_Task material:_

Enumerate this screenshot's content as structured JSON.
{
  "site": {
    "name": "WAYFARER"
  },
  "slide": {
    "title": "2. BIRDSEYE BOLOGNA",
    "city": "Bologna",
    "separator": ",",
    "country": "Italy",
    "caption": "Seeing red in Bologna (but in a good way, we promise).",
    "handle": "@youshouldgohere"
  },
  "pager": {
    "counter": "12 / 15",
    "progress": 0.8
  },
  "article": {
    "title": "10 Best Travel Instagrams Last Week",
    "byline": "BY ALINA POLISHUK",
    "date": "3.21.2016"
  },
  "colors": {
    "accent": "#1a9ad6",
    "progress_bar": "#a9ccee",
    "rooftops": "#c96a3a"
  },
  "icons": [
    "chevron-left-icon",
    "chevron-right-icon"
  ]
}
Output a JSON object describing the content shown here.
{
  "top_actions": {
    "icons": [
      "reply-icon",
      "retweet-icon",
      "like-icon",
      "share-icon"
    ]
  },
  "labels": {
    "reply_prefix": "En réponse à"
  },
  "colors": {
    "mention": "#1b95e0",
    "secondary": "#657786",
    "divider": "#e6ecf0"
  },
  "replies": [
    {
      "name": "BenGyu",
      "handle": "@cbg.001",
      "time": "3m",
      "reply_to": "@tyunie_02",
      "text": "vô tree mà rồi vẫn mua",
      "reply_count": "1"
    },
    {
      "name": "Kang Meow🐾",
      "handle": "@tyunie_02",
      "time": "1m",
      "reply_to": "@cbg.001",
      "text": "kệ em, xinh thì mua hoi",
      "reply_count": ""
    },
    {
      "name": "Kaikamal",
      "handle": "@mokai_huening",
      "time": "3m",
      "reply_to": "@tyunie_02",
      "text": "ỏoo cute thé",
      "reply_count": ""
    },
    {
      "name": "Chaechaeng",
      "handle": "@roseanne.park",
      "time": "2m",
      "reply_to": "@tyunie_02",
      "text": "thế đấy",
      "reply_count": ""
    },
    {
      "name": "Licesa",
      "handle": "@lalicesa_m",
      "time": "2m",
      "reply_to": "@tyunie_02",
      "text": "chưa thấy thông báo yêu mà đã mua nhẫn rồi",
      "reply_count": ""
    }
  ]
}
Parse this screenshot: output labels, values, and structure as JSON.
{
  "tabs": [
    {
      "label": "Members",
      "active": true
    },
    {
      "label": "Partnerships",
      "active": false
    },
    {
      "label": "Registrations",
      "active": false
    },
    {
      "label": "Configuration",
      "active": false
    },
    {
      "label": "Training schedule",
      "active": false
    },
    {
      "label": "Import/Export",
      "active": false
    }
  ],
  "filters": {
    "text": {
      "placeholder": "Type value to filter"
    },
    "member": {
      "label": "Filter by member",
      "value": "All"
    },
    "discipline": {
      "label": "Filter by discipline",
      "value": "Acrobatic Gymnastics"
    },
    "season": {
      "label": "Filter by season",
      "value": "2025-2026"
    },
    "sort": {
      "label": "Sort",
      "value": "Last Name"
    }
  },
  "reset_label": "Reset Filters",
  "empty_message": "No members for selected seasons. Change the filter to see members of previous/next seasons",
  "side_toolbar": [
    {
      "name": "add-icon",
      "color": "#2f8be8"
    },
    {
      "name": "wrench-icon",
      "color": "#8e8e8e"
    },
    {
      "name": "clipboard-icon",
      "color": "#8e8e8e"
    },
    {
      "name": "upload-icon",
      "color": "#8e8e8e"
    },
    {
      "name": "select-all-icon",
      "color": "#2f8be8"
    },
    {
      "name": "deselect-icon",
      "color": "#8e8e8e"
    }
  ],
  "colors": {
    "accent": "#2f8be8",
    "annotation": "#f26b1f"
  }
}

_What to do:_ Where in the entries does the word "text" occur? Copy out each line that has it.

_Response to the exercise:_
      "text": "vô tree mà rồi vẫn mua",
      "text": "kệ em, xinh thì mua hoi",
      "text": "ỏoo cute thé",
      "text": "thế đấy",
      "text": "chưa thấy thông báo yêu mà đã mua nhẫn rồi",
    "text": {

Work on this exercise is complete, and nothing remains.